Many enterprises today are implementing security solutions that can be deployed and maintained more quickly and easily, and at lower cost, using a DevOps methodology.
Organizations applying DevOps to security are not looking at IT groups separately as the database team and the application team; rather they see everything as the delivery team. It’s also a team that works together that deliver security services for customers.
Application, database, network and endpoint security have traditionally been segregated, and you can see how that is built into the tools. DevOps is about bringing these pieces together and integrating operations because it’s about implementing security starting at the top of the value chain—the customers. Ultimately, we look at the value we’re delivering for the customers with security and really making sure we are inserting it into the front of the pipeline. Leading DevOps shops integrate security upfront when building the next big product, feature or service for external or internal users.
There are several different models of organizational structure used to insert security into the software development life cycle. Most make sure it is an integral part of everything that gets released. But the point is that it needs to be integrated. It needs to be a living part of everything an organization is doing.
One effective choice is make sure DevOps engineers are focused on the standardization of the network and the application.
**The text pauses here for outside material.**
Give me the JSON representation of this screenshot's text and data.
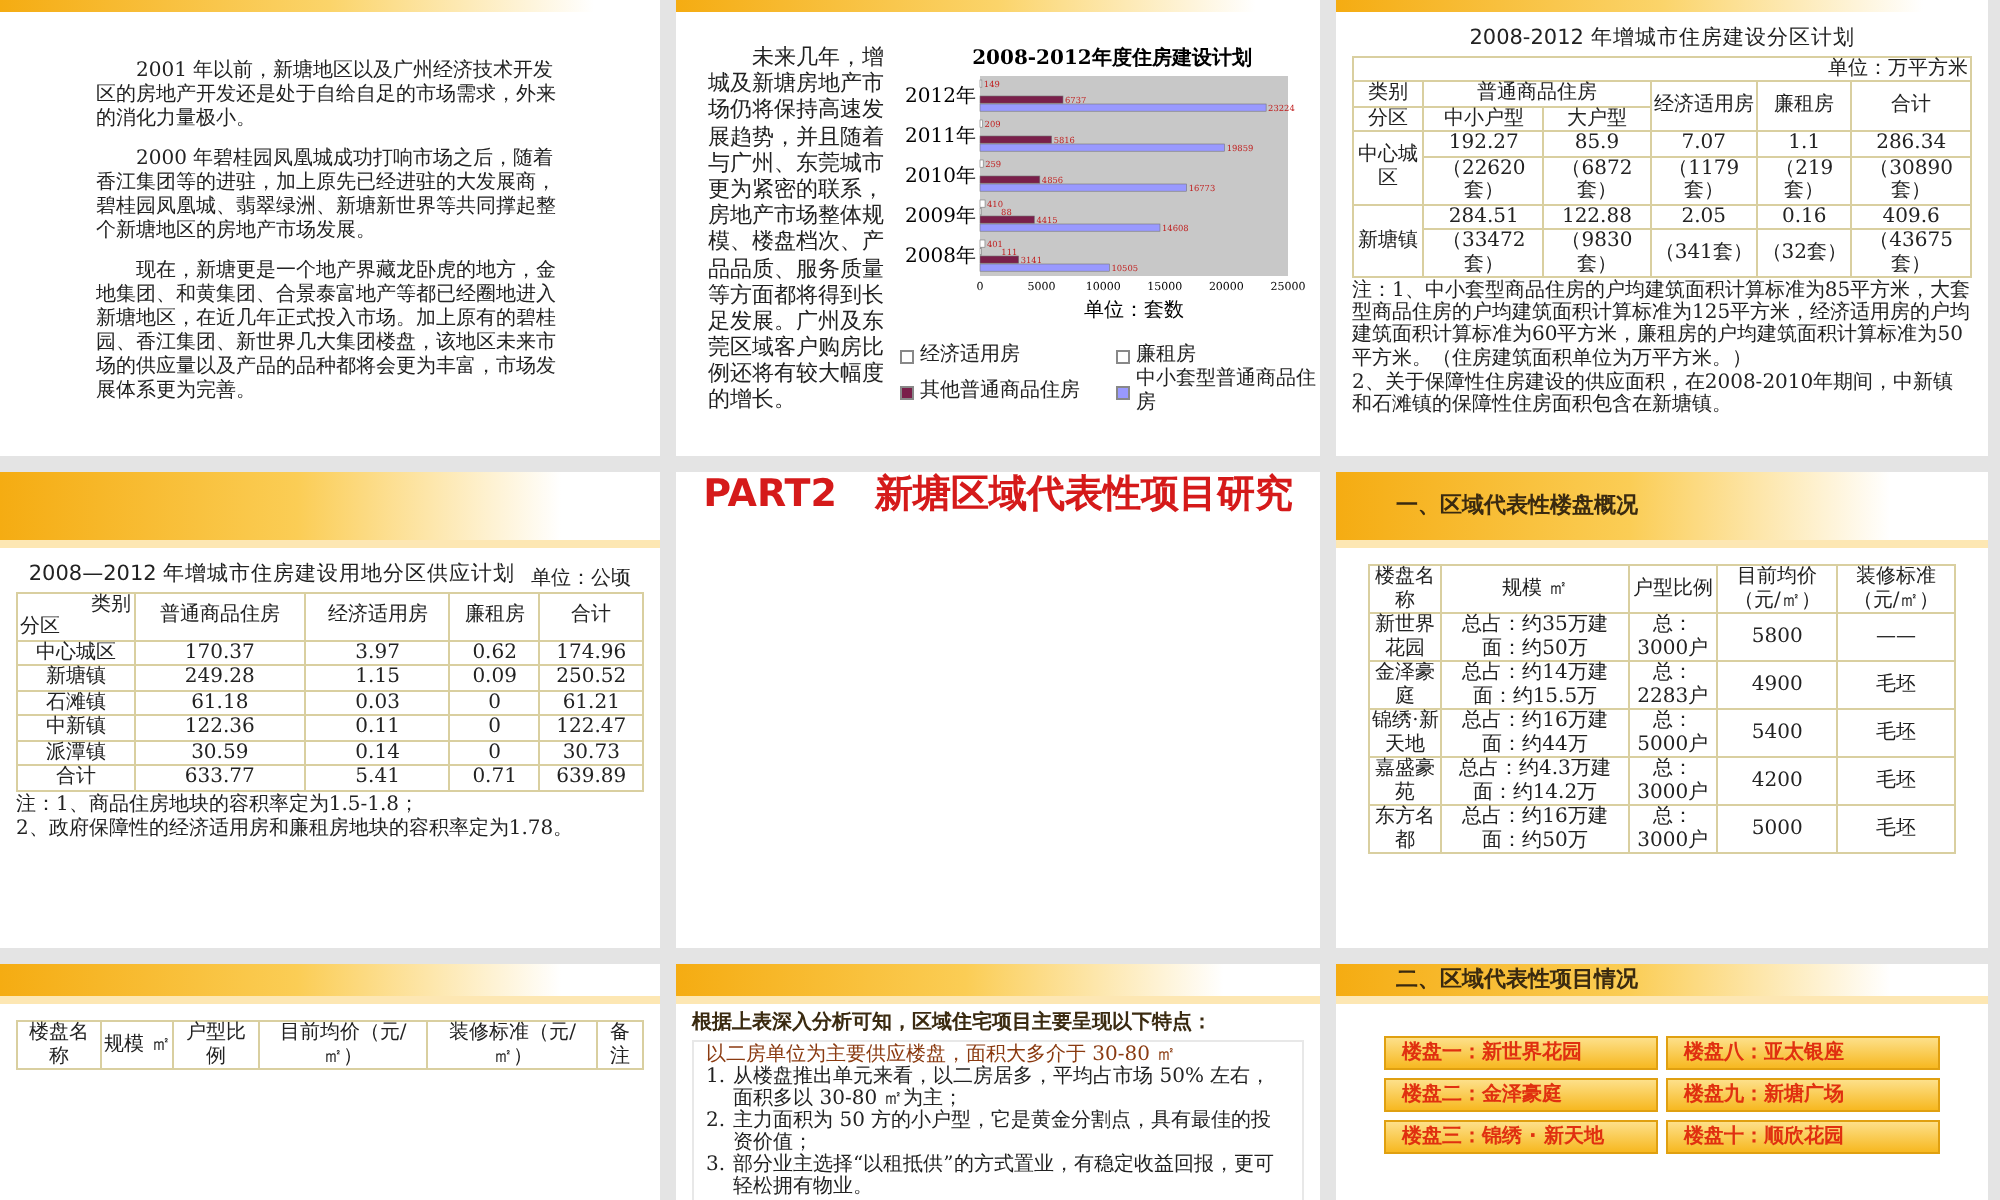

For example, look at locks. Most of the time, developers are keeping all passwords in locks. As a DevOps team, we’re sharing locks. That means that all credentials, even credit card information, can be exposed. Before we release the features, we need to think about security and remove passwords and credit card details.
If you are going to embed security, it’s actually cheaper, more efficient and faster to do it in the DevOps team; otherwise, you have to train engineers in application, database or network teams on security or add an expert into those teams. But, if you add the security expert into the DevOps team, you could involve fewer people or simply additional people who are cross-trained.
When we talk about cost savings and cost reduction with our clients, we focus on two things. We look at the model that shows how the cost of finding defects goes up as the product is developed. If you can include quality from the beginning, you reduce cost of maintenance and cost of quality—that’s the first thing. The same is absolutely true of security—that’s the second thing.
When you’ve got an integrated SRE full-stack engineer working hand in hand with the development team, they’re thinking security, operational agility and maintainability of the system from the get-go, and they’re inserting those non-functional requirements and making sure they’re adhered to across the stack.
This method is not at the exclusion of having the application team run code tools on security on their applications. Rather, it is someone who is looking at all these pieces and making sure they’re being done correctly.
Ultimately, we’re producing a product that is not only functional, but actually operable in an efficient and effective way. It can’t break every minute, causing us to spend millions just to keep the darn thing alive. It works the same way with security.
Even if it’s operable, if we get hacked, the company has a massive data breach liability.
By having skilled engineers on the front line—particularly skilled DevOps engineers on the front line—you’ve got folks who are thinking in that full-stack mode about the security implications of the system’s operation and any issues they may see, making them more able to identify things that are potential threats.